▶ [Material to process]
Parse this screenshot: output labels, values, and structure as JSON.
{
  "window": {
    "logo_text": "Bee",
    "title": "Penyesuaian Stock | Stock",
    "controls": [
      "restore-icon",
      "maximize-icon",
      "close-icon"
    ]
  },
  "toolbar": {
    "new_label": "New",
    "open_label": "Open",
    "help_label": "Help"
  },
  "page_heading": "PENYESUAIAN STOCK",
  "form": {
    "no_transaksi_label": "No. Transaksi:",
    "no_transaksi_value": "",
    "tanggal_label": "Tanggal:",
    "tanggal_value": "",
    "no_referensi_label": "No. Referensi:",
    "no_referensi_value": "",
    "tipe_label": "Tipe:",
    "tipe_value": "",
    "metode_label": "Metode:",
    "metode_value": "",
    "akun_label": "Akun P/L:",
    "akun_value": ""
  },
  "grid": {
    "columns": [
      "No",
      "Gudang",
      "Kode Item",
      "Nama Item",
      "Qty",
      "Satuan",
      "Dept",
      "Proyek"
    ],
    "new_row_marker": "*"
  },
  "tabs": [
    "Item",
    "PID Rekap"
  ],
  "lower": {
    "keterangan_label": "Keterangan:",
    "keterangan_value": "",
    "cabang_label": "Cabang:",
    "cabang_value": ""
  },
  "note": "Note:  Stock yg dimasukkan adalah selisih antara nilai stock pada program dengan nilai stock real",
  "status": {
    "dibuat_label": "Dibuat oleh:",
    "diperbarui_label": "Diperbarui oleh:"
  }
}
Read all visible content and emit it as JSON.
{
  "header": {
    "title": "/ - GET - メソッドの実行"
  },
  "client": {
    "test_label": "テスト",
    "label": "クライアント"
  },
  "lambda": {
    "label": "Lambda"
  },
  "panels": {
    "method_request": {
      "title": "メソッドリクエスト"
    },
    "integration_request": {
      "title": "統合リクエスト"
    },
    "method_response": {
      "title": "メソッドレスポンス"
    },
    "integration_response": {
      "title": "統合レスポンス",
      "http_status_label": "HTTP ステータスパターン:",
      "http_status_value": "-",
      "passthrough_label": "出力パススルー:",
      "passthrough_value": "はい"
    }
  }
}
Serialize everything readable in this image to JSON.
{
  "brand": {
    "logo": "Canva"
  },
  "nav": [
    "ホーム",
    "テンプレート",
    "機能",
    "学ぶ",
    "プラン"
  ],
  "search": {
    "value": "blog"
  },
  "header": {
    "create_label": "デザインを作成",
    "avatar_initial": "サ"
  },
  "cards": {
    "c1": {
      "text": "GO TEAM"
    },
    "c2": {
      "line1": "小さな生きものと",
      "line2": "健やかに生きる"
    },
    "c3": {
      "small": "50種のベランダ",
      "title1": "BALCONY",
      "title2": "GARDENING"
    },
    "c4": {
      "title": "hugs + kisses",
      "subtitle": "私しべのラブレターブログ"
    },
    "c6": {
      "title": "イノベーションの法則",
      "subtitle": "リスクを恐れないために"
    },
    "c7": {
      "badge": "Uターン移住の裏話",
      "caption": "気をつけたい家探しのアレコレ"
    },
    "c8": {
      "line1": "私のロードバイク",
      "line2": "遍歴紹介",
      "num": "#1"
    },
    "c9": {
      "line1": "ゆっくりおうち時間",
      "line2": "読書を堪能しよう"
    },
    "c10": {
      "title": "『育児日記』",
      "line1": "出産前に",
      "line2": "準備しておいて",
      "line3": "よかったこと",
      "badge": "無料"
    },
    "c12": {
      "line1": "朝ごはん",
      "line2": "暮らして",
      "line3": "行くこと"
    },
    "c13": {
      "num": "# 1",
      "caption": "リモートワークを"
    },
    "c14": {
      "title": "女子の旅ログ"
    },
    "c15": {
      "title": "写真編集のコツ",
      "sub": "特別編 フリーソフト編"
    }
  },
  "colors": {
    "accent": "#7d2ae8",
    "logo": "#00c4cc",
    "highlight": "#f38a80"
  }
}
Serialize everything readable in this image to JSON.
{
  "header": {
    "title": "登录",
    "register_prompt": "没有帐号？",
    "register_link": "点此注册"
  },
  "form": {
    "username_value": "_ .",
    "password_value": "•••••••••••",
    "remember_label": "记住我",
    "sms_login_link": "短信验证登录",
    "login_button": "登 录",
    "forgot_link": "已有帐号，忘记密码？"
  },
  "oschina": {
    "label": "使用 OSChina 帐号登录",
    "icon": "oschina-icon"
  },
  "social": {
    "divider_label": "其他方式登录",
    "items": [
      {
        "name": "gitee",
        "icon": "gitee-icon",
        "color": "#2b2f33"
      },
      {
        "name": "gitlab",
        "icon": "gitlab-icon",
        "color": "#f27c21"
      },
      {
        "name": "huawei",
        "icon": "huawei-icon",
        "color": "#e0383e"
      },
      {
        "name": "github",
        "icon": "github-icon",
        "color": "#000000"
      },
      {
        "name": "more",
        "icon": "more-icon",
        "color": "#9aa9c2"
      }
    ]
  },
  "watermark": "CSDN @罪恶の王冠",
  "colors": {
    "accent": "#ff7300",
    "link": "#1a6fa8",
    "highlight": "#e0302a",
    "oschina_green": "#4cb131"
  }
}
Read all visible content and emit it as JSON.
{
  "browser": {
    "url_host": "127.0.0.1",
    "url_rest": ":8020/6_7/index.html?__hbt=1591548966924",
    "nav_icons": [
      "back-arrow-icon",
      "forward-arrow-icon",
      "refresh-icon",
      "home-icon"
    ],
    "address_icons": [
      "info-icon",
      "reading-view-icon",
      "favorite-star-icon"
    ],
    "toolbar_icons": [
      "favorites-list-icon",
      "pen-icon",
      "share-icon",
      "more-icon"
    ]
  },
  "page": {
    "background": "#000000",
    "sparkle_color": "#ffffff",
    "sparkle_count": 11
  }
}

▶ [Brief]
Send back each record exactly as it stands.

▶ [Response to the exercise]
Parse this screenshot: output labels, values, and structure as JSON.
{
  "window": {
    "logo_text": "Bee",
    "title": "Penyesuaian Stock | Stock",
    "controls": [
      "restore-icon",
      "maximize-icon",
      "close-icon"
    ]
  },
  "toolbar": {
    "new_label": "New",
    "open_label": "Open",
    "help_label": "Help"
  },
  "page_heading": "PENYESUAIAN STOCK",
  "form": {
    "no_transaksi_label": "No. Transaksi:",
    "no_transaksi_value": "",
    "tanggal_label": "Tanggal:",
    "tanggal_value": "",
    "no_referensi_label": "No. Referensi:",
    "no_referensi_value": "",
    "tipe_label": "Tipe:",
    "tipe_value": "",
    "metode_label": "Metode:",
    "metode_value": "",
    "akun_label": "Akun P/L:",
    "akun_value": ""
  },
  "grid": {
    "columns": [
      "No",
      "Gudang",
      "Kode Item",
      "Nama Item",
      "Qty",
      "Satuan",
      "Dept",
      "Proyek"
    ],
    "new_row_marker": "*"
  },
  "tabs": [
    "Item",
    "PID Rekap"
  ],
  "lower": {
    "keterangan_label": "Keterangan:",
    "keterangan_value": "",
    "cabang_label": "Cabang:",
    "cabang_value": ""
  },
  "note": "Note:  Stock yg dimasukkan adalah selisih antara nilai stock pada program dengan nilai stock real",
  "status": {
    "dibuat_label": "Dibuat oleh:",
    "diperbarui_label": "Diperbarui oleh:"
  }
}
Read all visible content and emit it as JSON.
{
  "header": {
    "title": "/ - GET - メソッドの実行"
  },
  "client": {
    "test_label": "テスト",
    "label": "クライアント"
  },
  "lambda": {
    "label": "Lambda"
  },
  "panels": {
    "method_request": {
      "title": "メソッドリクエスト"
    },
    "integration_request": {
      "title": "統合リクエスト"
    },
    "method_response": {
      "title": "メソッドレスポンス"
    },
    "integration_response": {
      "title": "統合レスポンス",
      "http_status_label": "HTTP ステータスパターン:",
      "http_status_value": "-",
      "passthrough_label": "出力パススルー:",
      "passthrough_value": "はい"
    }
  }
}
Serialize everything readable in this image to JSON.
{
  "brand": {
    "logo": "Canva"
  },
  "nav": [
    "ホーム",
    "テンプレート",
    "機能",
    "学ぶ",
    "プラン"
  ],
  "search": {
    "value": "blog"
  },
  "header": {
    "create_label": "デザインを作成",
    "avatar_initial": "サ"
  },
  "cards": {
    "c1": {
      "text": "GO TEAM"
    },
    "c2": {
      "line1": "小さな生きものと",
      "line2": "健やかに生きる"
    },
    "c3": {
      "small": "50種のベランダ",
      "title1": "BALCONY",
      "title2": "GARDENING"
    },
    "c4": {
      "title": "hugs + kisses",
      "subtitle": "私しべのラブレターブログ"
    },
    "c6": {
      "title": "イノベーションの法則",
      "subtitle": "リスクを恐れないために"
    },
    "c7": {
      "badge": "Uターン移住の裏話",
      "caption": "気をつけたい家探しのアレコレ"
    },
    "c8": {
      "line1": "私のロードバイク",
      "line2": "遍歴紹介",
      "num": "#1"
    },
    "c9": {
      "line1": "ゆっくりおうち時間",
      "line2": "読書を堪能しよう"
    },
    "c10": {
      "title": "『育児日記』",
      "line1": "出産前に",
      "line2": "準備しておいて",
      "line3": "よかったこと",
      "badge": "無料"
    },
    "c12": {
      "line1": "朝ごはん",
      "line2": "暮らして",
      "line3": "行くこと"
    },
    "c13": {
      "num": "# 1",
      "caption": "リモートワークを"
    },
    "c14": {
      "title": "女子の旅ログ"
    },
    "c15": {
      "title": "写真編集のコツ",
      "sub": "特別編 フリーソフト編"
    }
  },
  "colors": {
    "accent": "#7d2ae8",
    "logo": "#00c4cc",
    "highlight": "#f38a80"
  }
}
Serialize everything readable in this image to JSON.
{
  "header": {
    "title": "登录",
    "register_prompt": "没有帐号？",
    "register_link": "点此注册"
  },
  "form": {
    "username_value": "_ .",
    "password_value": "•••••••••••",
    "remember_label": "记住我",
    "sms_login_link": "短信验证登录",
    "login_button": "登 录",
    "forgot_link": "已有帐号，忘记密码？"
  },
  "oschina": {
    "label": "使用 OSChina 帐号登录",
    "icon": "oschina-icon"
  },
  "social": {
    "divider_label": "其他方式登录",
    "items": [
      {
        "name": "gitee",
        "icon": "gitee-icon",
        "color": "#2b2f33"
      },
      {
        "name": "gitlab",
        "icon": "gitlab-icon",
        "color": "#f27c21"
      },
      {
        "name": "huawei",
        "icon": "huawei-icon",
        "color": "#e0383e"
      },
      {
        "name": "github",
        "icon": "github-icon",
        "color": "#000000"
      },
      {
        "name": "more",
        "icon": "more-icon",
        "color": "#9aa9c2"
      }
    ]
  },
  "watermark": "CSDN @罪恶の王冠",
  "colors": {
    "accent": "#ff7300",
    "link": "#1a6fa8",
    "highlight": "#e0302a",
    "oschina_green": "#4cb131"
  }
}
Read all visible content and emit it as JSON.
{
  "browser": {
    "url_host": "127.0.0.1",
    "url_rest": ":8020/6_7/index.html?__hbt=1591548966924",
    "nav_icons": [
      "back-arrow-icon",
      "forward-arrow-icon",
      "refresh-icon",
      "home-icon"
    ],
    "address_icons": [
      "info-icon",
      "reading-view-icon",
      "favorite-star-icon"
    ],
    "toolbar_icons": [
      "favorites-list-icon",
      "pen-icon",
      "share-icon",
      "more-icon"
    ]
  },
  "page": {
    "background": "#000000",
    "sparkle_color": "#ffffff",
    "sparkle_count": 11
  }
}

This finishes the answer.